(Component data from apps and pages)
☆ ☆ ☆ ☆ ☆ ☆ ☆
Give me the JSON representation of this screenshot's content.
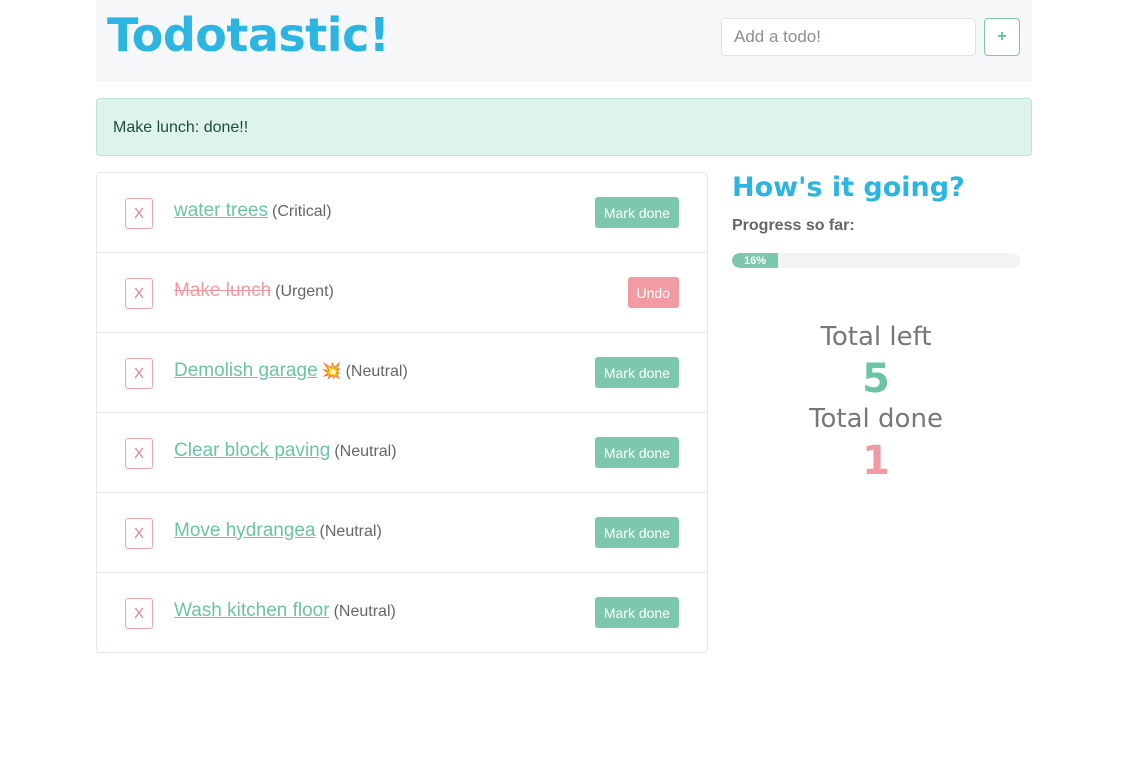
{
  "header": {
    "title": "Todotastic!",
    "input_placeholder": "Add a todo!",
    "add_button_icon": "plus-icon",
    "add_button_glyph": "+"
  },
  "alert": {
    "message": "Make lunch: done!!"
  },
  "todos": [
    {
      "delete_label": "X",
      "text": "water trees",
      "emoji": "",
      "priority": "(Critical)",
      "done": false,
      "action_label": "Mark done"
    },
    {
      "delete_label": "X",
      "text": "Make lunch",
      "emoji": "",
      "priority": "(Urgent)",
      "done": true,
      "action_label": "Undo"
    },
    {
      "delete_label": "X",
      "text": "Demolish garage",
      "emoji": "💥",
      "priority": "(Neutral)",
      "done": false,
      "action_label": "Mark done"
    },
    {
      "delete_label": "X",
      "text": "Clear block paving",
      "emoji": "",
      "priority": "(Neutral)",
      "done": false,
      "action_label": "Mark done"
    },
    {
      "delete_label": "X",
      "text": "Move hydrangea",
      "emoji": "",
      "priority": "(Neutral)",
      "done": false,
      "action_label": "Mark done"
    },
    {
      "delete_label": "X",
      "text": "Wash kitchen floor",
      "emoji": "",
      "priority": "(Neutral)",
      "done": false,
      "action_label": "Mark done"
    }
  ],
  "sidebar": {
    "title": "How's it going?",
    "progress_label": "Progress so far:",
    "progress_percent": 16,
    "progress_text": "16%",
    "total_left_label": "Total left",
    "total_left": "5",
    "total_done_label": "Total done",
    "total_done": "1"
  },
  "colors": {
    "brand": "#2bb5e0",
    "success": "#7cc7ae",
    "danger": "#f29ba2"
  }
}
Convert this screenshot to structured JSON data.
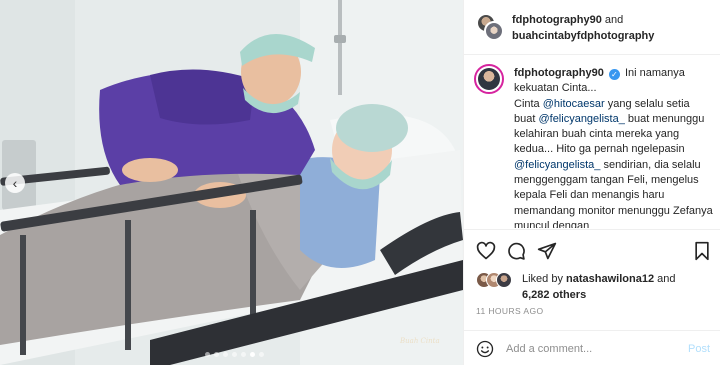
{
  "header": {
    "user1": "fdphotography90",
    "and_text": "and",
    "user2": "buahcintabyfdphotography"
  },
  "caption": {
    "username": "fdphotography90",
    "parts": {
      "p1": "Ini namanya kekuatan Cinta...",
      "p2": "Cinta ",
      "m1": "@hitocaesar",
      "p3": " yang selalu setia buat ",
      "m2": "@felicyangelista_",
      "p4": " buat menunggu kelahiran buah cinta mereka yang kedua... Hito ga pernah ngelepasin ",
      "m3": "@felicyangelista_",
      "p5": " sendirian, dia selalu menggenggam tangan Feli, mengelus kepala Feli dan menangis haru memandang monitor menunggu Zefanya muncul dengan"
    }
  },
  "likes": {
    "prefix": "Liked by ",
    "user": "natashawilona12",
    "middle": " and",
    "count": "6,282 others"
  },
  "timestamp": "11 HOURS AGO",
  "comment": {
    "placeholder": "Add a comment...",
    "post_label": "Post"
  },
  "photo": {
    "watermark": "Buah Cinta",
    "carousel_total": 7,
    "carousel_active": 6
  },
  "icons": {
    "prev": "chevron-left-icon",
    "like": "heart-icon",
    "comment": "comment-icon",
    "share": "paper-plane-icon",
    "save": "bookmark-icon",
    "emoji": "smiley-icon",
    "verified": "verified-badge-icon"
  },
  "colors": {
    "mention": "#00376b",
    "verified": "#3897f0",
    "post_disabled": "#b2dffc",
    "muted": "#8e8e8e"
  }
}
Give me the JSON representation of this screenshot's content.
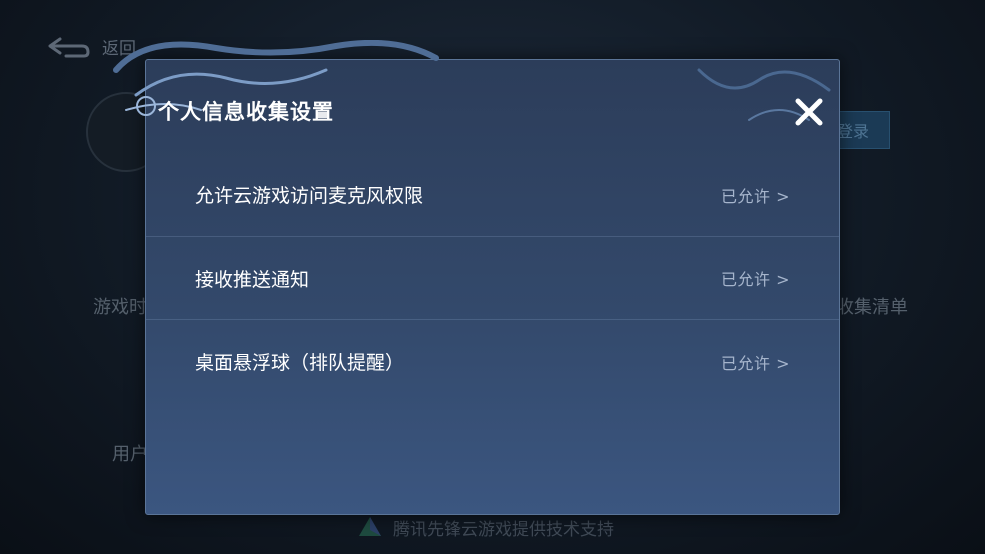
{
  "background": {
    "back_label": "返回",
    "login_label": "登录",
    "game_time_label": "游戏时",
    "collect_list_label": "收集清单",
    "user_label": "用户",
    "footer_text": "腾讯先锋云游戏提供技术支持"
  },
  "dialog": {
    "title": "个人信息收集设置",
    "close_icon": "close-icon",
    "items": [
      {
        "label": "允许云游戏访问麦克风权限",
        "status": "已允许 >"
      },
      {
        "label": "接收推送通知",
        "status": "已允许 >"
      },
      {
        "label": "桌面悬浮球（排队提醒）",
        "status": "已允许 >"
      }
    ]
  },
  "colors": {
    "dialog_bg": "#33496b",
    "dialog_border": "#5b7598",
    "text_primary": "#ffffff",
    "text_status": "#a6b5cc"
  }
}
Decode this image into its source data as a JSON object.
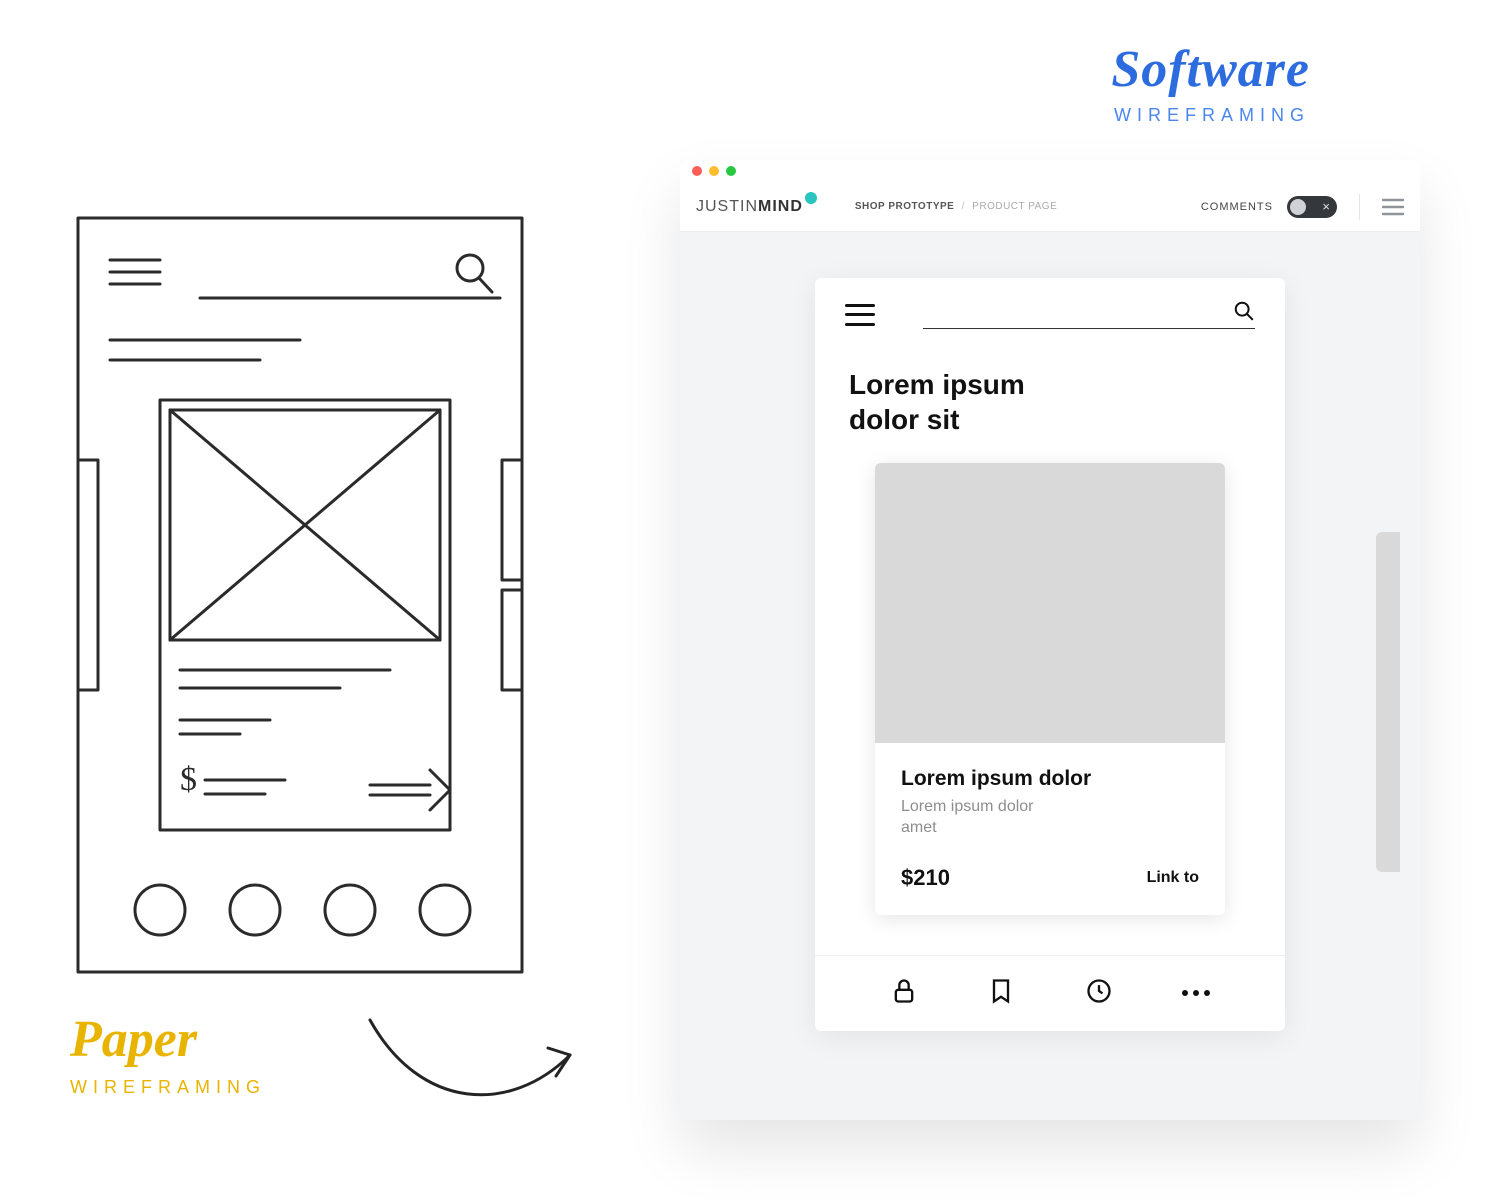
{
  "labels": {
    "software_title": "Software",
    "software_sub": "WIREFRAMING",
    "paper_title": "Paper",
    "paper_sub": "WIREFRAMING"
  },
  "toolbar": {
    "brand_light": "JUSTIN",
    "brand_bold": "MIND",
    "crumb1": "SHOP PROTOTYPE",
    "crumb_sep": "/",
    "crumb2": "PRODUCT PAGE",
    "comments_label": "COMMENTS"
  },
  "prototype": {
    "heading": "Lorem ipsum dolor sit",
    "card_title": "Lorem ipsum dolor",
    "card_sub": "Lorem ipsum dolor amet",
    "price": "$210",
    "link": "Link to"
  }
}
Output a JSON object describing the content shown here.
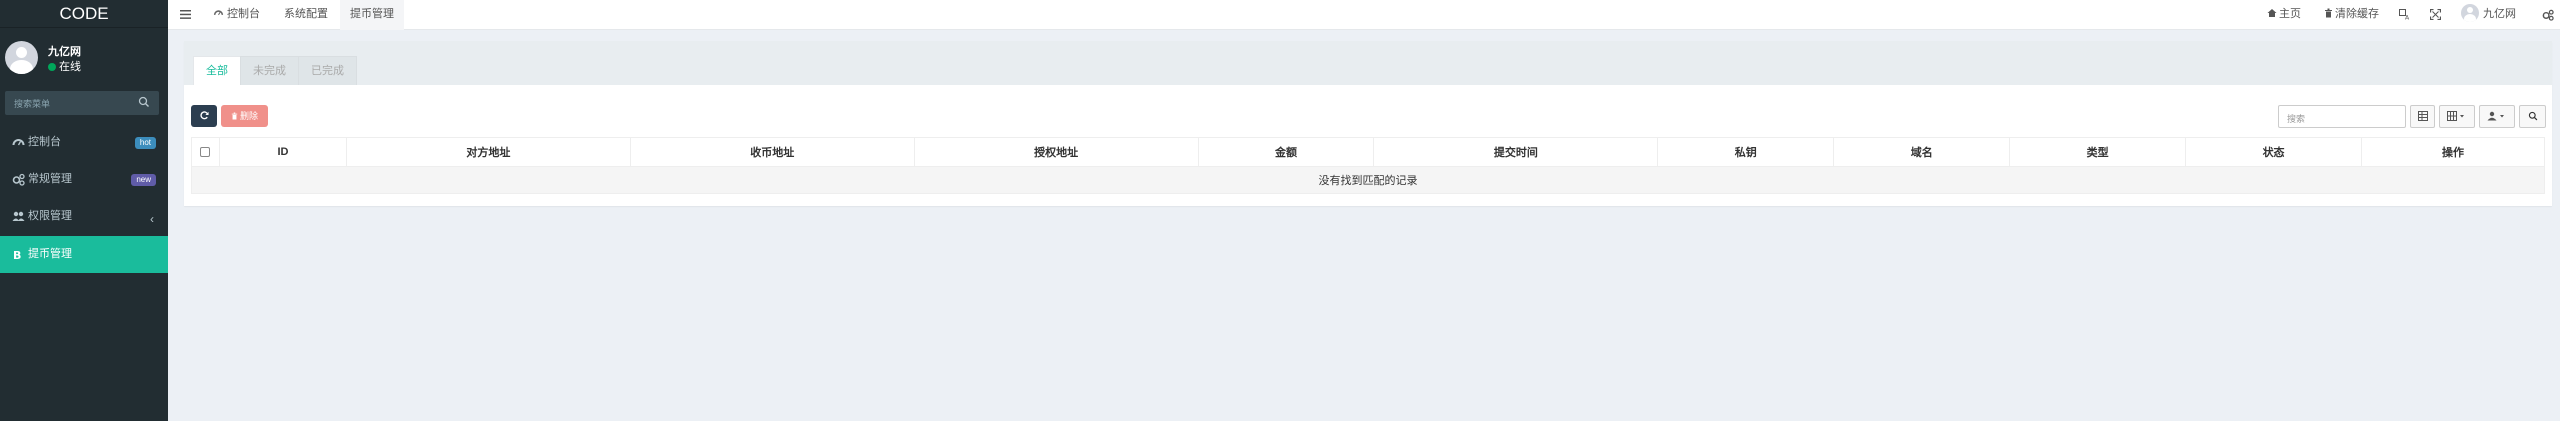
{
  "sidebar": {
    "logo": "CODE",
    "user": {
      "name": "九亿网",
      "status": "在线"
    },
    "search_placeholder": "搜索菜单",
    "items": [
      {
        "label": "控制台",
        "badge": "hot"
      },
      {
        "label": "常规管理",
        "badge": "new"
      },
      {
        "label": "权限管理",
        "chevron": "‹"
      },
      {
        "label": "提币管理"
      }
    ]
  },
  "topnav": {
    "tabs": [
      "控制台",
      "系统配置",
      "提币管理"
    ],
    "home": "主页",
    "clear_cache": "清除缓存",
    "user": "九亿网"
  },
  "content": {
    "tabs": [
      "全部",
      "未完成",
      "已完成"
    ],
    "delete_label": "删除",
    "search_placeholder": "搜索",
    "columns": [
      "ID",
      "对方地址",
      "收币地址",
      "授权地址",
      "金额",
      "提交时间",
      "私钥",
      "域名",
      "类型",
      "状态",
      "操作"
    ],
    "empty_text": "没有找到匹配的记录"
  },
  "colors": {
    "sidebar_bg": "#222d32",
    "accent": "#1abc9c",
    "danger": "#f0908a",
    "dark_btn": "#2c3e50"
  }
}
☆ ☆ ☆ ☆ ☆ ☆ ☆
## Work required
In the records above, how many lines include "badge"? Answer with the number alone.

## Exercise response
3